Lynching: America’s Missing Narrative

Yasmin Forbes, African American Studies, West Mecklenburg HS

Curriculum Units (pdf)

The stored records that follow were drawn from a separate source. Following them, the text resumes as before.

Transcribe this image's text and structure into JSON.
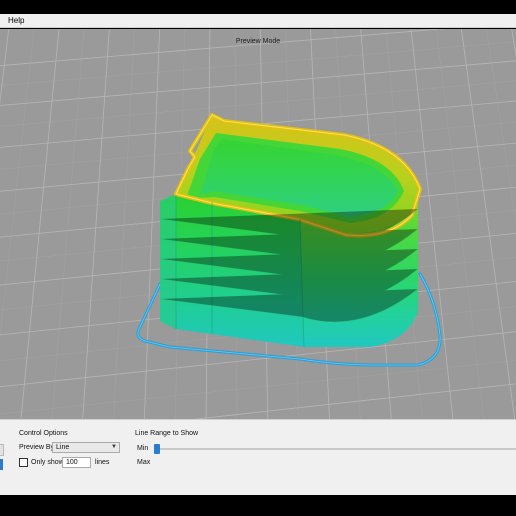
{
  "menubar": {
    "items": [
      {
        "label": "Help"
      }
    ]
  },
  "viewport": {
    "mode_label": "Preview Mode",
    "background_color": "#9a9a9a",
    "grid_color": "#b4b4b4",
    "model_gradient": [
      "#22cbbd",
      "#1fd58c",
      "#41d94a",
      "#98d61e",
      "#e0c40e"
    ],
    "skirt_color": "#2a9fd8"
  },
  "control_options": {
    "title": "Control Options",
    "preview_by_label": "Preview By",
    "preview_by_value": "Line",
    "only_show_label": "Only show",
    "only_show_checked": false,
    "only_show_value": "100",
    "lines_label": "lines"
  },
  "line_range": {
    "title": "Line Range to Show",
    "min_label": "Min",
    "max_label": "Max",
    "min_position": 0
  }
}
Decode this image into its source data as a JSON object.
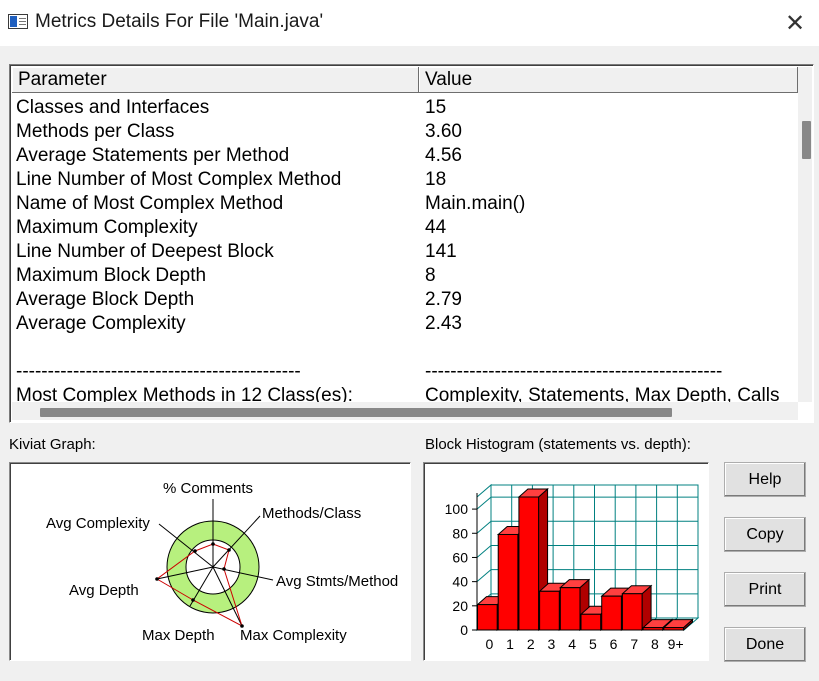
{
  "window": {
    "title": "Metrics Details For File 'Main.java'"
  },
  "table": {
    "columns": [
      "Parameter",
      "Value"
    ],
    "rows": [
      [
        "Classes and Interfaces",
        "15"
      ],
      [
        "Methods per Class",
        "3.60"
      ],
      [
        "Average Statements per Method",
        "4.56"
      ],
      [
        "Line Number of Most Complex Method",
        "18"
      ],
      [
        "Name of Most Complex Method",
        "Main.main()"
      ],
      [
        "Maximum Complexity",
        "44"
      ],
      [
        "Line Number of Deepest Block",
        "141"
      ],
      [
        "Maximum Block Depth",
        "8"
      ],
      [
        "Average Block Depth",
        "2.79"
      ],
      [
        "Average Complexity",
        "2.43"
      ],
      [
        "",
        ""
      ],
      [
        "---------------------------------------------",
        "-----------------------------------------------"
      ],
      [
        "Most Complex Methods in 12 Class(es):",
        "Complexity, Statements, Max Depth, Calls"
      ]
    ]
  },
  "kiviat": {
    "label": "Kiviat Graph:",
    "axes": {
      "comments": "% Comments",
      "methods": "Methods/Class",
      "stmts": "Avg Stmts/Method",
      "max_complexity": "Max Complexity",
      "max_depth": "Max Depth",
      "avg_depth": "Avg Depth",
      "avg_complexity": "Avg Complexity"
    }
  },
  "histogram": {
    "label": "Block Histogram (statements vs. depth):",
    "chart_data": {
      "type": "bar",
      "categories": [
        "0",
        "1",
        "2",
        "3",
        "4",
        "5",
        "6",
        "7",
        "8",
        "9+"
      ],
      "values": [
        21,
        79,
        110,
        32,
        35,
        13,
        28,
        30,
        2,
        2
      ],
      "ylim": [
        0,
        110
      ],
      "yticks": [
        "0",
        "20",
        "40",
        "60",
        "80",
        "100"
      ],
      "grid": true,
      "bar_color": "#ff0000",
      "grid_color": "#008080"
    }
  },
  "buttons": {
    "help": "Help",
    "copy": "Copy",
    "print": "Print",
    "done": "Done"
  }
}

This curriculum unit is designed to uncover one of the numerous narratives that is missing from the collective American memory. The history of lynching overall remains a memory that America does not want to acknowledge as a piece of its past and part of its identity. Due to the failure of America to acknowledge the terrorism of lynching as a form of social control against the black community after the abolishment of slavery, its effects can still be felt today through other forms of racial injustice. Black individuals have experienced police violence over time, which spiked during the Civil Rights Movement to counteract and prevent racial equality. Modern incidents regarding police violence are displayed through the disproportionate amount of black victims of police involved shootings. This mirrors the racial terrorism of lynching that ensued after the Reconstruction era to redeem white supremacy in the South. Throughout the unit students will explore the history and purpose of lynching, research lynching victims and individuals who fought against lynching, in addition to how lynching has been memorialized thus far. In the latter half of the curriculum unit students will analyze the correlation of lynching to police brutality, research victims of police involved shootings and individuals who currently fight against police brutality, as well as how these victims have been memorialized thus far.